Filter the data for "shortcut" and copy matching lines.
[Start of Attachment]
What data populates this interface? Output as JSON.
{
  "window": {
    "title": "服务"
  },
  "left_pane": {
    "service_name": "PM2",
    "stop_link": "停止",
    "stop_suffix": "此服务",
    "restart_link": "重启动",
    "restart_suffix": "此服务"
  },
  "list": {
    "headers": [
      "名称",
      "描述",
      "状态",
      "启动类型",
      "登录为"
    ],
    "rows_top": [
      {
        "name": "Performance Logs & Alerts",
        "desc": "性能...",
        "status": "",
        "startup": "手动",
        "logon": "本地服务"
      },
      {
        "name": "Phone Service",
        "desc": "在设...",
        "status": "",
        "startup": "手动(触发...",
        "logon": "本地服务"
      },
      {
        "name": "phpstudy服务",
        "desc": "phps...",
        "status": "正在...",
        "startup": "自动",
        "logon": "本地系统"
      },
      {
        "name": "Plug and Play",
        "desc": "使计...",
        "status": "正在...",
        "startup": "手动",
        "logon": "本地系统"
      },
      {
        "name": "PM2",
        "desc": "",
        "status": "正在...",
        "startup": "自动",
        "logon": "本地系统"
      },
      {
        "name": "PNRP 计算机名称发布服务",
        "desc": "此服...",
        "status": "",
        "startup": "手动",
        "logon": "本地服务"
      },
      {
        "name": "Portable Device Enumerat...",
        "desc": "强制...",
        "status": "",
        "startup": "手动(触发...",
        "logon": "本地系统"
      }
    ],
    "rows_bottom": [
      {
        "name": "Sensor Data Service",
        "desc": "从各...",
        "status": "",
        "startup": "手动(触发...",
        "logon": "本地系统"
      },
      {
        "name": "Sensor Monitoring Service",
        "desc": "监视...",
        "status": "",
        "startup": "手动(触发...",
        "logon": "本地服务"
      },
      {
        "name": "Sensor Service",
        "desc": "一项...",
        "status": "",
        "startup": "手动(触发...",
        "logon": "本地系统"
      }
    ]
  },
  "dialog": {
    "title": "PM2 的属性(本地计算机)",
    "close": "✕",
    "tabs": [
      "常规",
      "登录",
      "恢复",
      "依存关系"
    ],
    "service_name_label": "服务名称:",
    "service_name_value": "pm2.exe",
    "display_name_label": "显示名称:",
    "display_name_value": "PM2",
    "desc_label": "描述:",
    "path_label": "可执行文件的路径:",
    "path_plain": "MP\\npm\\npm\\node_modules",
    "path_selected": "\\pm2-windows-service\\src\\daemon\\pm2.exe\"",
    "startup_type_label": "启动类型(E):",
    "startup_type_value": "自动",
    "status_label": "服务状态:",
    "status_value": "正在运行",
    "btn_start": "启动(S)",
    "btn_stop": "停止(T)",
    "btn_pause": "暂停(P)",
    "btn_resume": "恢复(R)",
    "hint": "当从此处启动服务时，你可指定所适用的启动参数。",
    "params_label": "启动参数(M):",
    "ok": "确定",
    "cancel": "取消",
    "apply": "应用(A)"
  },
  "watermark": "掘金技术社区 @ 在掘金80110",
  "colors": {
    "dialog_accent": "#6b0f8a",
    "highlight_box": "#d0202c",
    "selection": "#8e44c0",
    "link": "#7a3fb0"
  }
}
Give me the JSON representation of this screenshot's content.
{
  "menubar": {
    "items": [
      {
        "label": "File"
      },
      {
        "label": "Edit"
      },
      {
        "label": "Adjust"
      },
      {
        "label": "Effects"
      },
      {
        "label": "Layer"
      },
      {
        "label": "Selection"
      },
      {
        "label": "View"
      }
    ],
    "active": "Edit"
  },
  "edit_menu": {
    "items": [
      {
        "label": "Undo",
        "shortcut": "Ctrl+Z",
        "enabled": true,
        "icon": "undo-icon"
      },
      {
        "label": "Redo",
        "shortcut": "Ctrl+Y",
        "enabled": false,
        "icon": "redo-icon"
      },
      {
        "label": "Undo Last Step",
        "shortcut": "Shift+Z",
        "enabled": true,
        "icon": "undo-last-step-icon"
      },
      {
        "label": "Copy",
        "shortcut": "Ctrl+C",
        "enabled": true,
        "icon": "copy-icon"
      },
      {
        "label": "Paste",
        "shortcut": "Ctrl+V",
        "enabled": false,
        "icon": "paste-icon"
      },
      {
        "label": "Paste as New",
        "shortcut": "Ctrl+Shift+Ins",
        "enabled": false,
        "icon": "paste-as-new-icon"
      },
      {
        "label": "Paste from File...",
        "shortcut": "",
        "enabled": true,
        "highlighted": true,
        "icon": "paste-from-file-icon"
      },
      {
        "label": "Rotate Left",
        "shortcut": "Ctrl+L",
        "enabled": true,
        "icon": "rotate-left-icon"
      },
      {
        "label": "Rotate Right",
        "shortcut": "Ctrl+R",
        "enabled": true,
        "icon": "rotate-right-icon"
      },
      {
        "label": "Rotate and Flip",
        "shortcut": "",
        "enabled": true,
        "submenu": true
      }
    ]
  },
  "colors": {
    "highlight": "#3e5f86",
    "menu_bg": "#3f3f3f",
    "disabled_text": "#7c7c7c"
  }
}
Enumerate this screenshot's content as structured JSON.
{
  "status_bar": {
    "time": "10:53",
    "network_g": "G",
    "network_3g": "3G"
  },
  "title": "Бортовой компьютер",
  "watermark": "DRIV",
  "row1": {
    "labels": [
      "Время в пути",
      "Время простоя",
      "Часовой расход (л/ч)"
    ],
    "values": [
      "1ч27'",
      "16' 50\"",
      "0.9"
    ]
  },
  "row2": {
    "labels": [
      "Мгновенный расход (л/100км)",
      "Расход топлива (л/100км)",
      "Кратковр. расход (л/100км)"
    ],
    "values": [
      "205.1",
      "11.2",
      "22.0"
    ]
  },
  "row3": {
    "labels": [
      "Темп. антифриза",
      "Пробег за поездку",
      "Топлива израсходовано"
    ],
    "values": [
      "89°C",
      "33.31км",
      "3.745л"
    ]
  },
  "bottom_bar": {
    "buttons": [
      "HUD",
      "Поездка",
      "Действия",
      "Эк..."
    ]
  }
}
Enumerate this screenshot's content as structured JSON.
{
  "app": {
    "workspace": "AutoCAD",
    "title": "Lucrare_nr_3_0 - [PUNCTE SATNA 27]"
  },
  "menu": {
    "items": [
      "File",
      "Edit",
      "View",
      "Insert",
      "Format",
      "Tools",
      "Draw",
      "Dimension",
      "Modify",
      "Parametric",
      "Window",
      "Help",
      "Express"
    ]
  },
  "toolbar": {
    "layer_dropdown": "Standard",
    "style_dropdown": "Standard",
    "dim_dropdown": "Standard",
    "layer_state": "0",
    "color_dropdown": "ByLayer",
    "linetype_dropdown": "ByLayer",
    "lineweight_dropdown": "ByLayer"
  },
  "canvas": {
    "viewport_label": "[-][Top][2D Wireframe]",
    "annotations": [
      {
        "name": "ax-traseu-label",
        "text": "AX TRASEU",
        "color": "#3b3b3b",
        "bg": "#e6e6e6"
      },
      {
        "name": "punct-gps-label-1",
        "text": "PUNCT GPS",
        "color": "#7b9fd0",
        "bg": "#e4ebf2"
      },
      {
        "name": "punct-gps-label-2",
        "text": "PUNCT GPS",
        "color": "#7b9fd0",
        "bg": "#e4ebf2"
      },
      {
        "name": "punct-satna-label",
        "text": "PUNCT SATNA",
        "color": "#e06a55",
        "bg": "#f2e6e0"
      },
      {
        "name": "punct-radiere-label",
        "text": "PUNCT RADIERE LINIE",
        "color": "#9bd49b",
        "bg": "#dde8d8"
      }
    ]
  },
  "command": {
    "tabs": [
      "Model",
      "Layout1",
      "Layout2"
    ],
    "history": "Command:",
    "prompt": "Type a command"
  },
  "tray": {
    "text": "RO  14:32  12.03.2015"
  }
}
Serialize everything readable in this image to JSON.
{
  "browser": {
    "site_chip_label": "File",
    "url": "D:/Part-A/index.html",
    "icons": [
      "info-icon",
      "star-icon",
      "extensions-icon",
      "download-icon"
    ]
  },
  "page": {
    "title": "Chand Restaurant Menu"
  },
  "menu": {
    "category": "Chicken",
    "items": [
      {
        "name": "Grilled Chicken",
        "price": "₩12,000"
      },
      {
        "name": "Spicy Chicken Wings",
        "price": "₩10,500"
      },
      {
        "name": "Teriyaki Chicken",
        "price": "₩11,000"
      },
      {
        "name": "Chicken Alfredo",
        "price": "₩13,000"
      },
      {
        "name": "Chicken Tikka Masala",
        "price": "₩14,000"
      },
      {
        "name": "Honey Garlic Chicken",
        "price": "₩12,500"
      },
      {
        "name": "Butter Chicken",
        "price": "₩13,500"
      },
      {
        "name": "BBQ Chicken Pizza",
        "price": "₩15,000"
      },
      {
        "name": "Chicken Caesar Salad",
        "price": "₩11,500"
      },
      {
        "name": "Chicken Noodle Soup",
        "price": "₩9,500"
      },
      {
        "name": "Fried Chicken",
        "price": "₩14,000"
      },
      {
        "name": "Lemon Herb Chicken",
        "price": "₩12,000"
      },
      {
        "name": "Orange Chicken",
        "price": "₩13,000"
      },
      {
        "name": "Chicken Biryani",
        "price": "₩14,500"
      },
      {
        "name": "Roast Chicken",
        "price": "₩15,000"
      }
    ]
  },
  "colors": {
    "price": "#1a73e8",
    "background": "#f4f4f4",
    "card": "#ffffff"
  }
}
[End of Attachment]
Task result →
        "shortcut": "Ctrl+Z",
        "shortcut": "Ctrl+Y",
        "shortcut": "Shift+Z",
        "shortcut": "Ctrl+C",
        "shortcut": "Ctrl+V",
        "shortcut": "Ctrl+Shift+Ins",
        "shortcut": "",
        "shortcut": "Ctrl+L",
        "shortcut": "Ctrl+R",
        "shortcut": "",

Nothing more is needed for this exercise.